◆ Your instructions
Down to the last line, restate the records below word for word, dropping every image.

◆ Data records for software interfaces

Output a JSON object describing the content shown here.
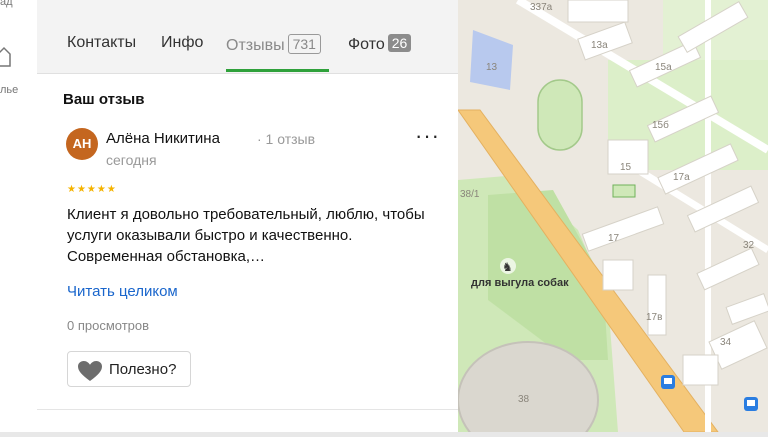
{
  "rail": {
    "top_fragment": "ад",
    "label_fragment": "лье"
  },
  "tabs": [
    {
      "label": "Контакты"
    },
    {
      "label": "Инфо"
    },
    {
      "label": "Отзывы",
      "badge": "731"
    },
    {
      "label": "Фото",
      "badge": "26"
    }
  ],
  "section_title": "Ваш отзыв",
  "review": {
    "avatar_initials": "АН",
    "author": "Алёна Никитина",
    "author_reviews": "· 1 отзыв",
    "date": "сегодня",
    "rating": 5,
    "stars": "★★★★★",
    "text": "Клиент я довольно требовательный, люблю, чтобы услуги оказывали быстро и качественно. Современная обстановка,…",
    "read_more": "Читать целиком",
    "views": "0 просмотров",
    "helpful": "Полезно?"
  },
  "map": {
    "labels": {
      "b337a": "337а",
      "b13a": "13а",
      "b13": "13",
      "b15a": "15а",
      "b15b": "15б",
      "b15": "15",
      "b17a": "17а",
      "b17": "17",
      "b32": "32",
      "b17v": "17в",
      "b34": "34",
      "b38": "38",
      "b38_1": "38/1",
      "dog": "для выгула собак"
    },
    "colors": {
      "road": "#f5c87a",
      "park": "#cfe8b8",
      "building": "#ffffff",
      "water": "#b8c9ee"
    }
  }
}
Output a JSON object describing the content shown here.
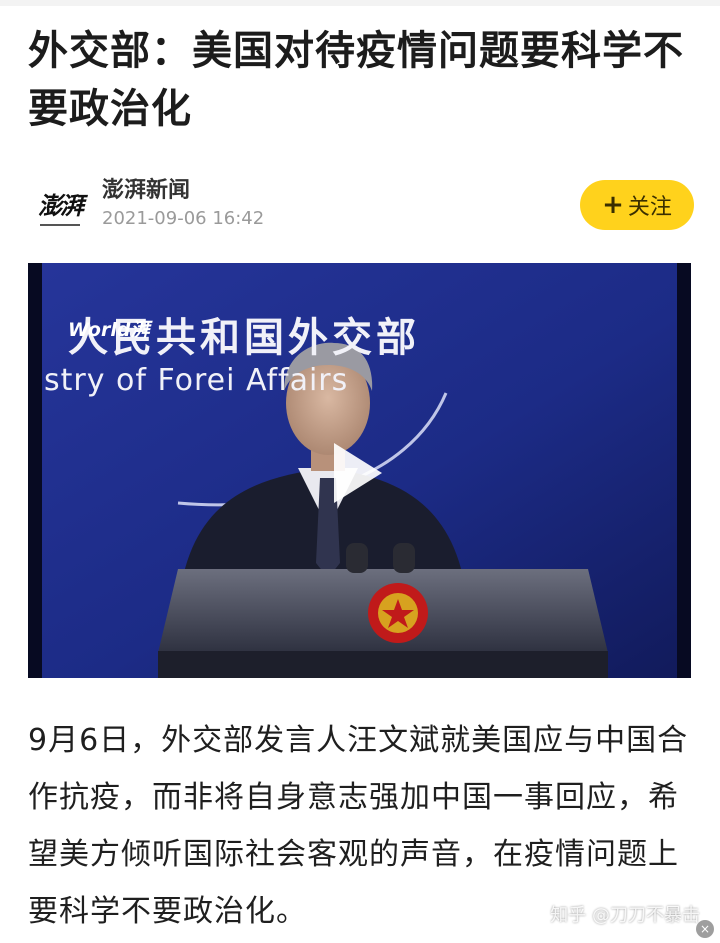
{
  "article": {
    "title": "外交部：美国对待疫情问题要科学不要政治化",
    "author": {
      "name": "澎湃新闻",
      "published": "2021-09-06 16:42",
      "avatar_text": "澎湃"
    },
    "follow_button": {
      "plus": "+",
      "label": "关注"
    },
    "video": {
      "backdrop_cn": "人民共和国外交部",
      "backdrop_en": "stry of Forei  Affairs",
      "watermark": "World湃",
      "play_icon": "play-icon"
    },
    "body": "9月6日，外交部发言人汪文斌就美国应与中国合作抗疫，而非将自身意志强加中国一事回应，希望美方倾听国际社会客观的声音，在疫情问题上要科学不要政治化。"
  },
  "overlay": {
    "site_watermark": "知乎 @刀刀不暴击",
    "close_symbol": "×"
  },
  "colors": {
    "follow_button": "#ffd21c",
    "video_background": "#0a1036",
    "title": "#1c1c1c"
  }
}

◆ Response to the task
Output a JSON object describing the content shown here.
{
  "rail": {
    "top_fragment": "ад",
    "label_fragment": "лье"
  },
  "tabs": [
    {
      "label": "Контакты"
    },
    {
      "label": "Инфо"
    },
    {
      "label": "Отзывы",
      "badge": "731"
    },
    {
      "label": "Фото",
      "badge": "26"
    }
  ],
  "section_title": "Ваш отзыв",
  "review": {
    "avatar_initials": "АН",
    "author": "Алёна Никитина",
    "author_reviews": "· 1 отзыв",
    "date": "сегодня",
    "rating": 5,
    "stars": "★★★★★",
    "text": "Клиент я довольно требовательный, люблю, чтобы услуги оказывали быстро и качественно. Современная обстановка,…",
    "read_more": "Читать целиком",
    "views": "0 просмотров",
    "helpful": "Полезно?"
  },
  "map": {
    "labels": {
      "b337a": "337а",
      "b13a": "13а",
      "b13": "13",
      "b15a": "15а",
      "b15b": "15б",
      "b15": "15",
      "b17a": "17а",
      "b17": "17",
      "b32": "32",
      "b17v": "17в",
      "b34": "34",
      "b38": "38",
      "b38_1": "38/1",
      "dog": "для выгула собак"
    },
    "colors": {
      "road": "#f5c87a",
      "park": "#cfe8b8",
      "building": "#ffffff",
      "water": "#b8c9ee"
    }
  }
}
Output a JSON object describing the content shown here.
{
  "article": {
    "title": "外交部：美国对待疫情问题要科学不要政治化",
    "author": {
      "name": "澎湃新闻",
      "published": "2021-09-06 16:42",
      "avatar_text": "澎湃"
    },
    "follow_button": {
      "plus": "+",
      "label": "关注"
    },
    "video": {
      "backdrop_cn": "人民共和国外交部",
      "backdrop_en": "stry of Forei  Affairs",
      "watermark": "World湃",
      "play_icon": "play-icon"
    },
    "body": "9月6日，外交部发言人汪文斌就美国应与中国合作抗疫，而非将自身意志强加中国一事回应，希望美方倾听国际社会客观的声音，在疫情问题上要科学不要政治化。"
  },
  "overlay": {
    "site_watermark": "知乎 @刀刀不暴击",
    "close_symbol": "×"
  },
  "colors": {
    "follow_button": "#ffd21c",
    "video_background": "#0a1036",
    "title": "#1c1c1c"
  }
}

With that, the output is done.